▶ **Activity**
A full, exact copy of the records below is the required answer.

[[ Material to process, beginning ]]

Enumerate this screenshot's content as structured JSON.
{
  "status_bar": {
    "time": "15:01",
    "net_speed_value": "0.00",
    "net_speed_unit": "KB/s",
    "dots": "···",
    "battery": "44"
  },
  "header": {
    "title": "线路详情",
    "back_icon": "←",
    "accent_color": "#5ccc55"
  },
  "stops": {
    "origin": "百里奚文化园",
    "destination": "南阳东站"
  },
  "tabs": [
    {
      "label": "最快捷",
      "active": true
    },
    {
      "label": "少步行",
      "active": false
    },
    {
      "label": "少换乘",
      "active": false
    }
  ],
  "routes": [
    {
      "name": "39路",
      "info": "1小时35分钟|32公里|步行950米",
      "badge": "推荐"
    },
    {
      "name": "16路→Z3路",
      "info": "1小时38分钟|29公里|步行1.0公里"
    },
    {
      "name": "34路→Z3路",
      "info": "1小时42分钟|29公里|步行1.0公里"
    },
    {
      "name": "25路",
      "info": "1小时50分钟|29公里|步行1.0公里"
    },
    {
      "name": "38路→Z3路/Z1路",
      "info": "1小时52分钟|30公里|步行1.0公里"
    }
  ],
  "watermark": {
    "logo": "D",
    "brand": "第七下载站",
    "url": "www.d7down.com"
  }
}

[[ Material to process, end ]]

▶ **Expected answer**
Enumerate this screenshot's content as structured JSON.
{
  "status_bar": {
    "time": "15:01",
    "net_speed_value": "0.00",
    "net_speed_unit": "KB/s",
    "dots": "···",
    "battery": "44"
  },
  "header": {
    "title": "线路详情",
    "back_icon": "←",
    "accent_color": "#5ccc55"
  },
  "stops": {
    "origin": "百里奚文化园",
    "destination": "南阳东站"
  },
  "tabs": [
    {
      "label": "最快捷",
      "active": true
    },
    {
      "label": "少步行",
      "active": false
    },
    {
      "label": "少换乘",
      "active": false
    }
  ],
  "routes": [
    {
      "name": "39路",
      "info": "1小时35分钟|32公里|步行950米",
      "badge": "推荐"
    },
    {
      "name": "16路→Z3路",
      "info": "1小时38分钟|29公里|步行1.0公里"
    },
    {
      "name": "34路→Z3路",
      "info": "1小时42分钟|29公里|步行1.0公里"
    },
    {
      "name": "25路",
      "info": "1小时50分钟|29公里|步行1.0公里"
    },
    {
      "name": "38路→Z3路/Z1路",
      "info": "1小时52分钟|30公里|步行1.0公里"
    }
  ],
  "watermark": {
    "logo": "D",
    "brand": "第七下载站",
    "url": "www.d7down.com"
  }
}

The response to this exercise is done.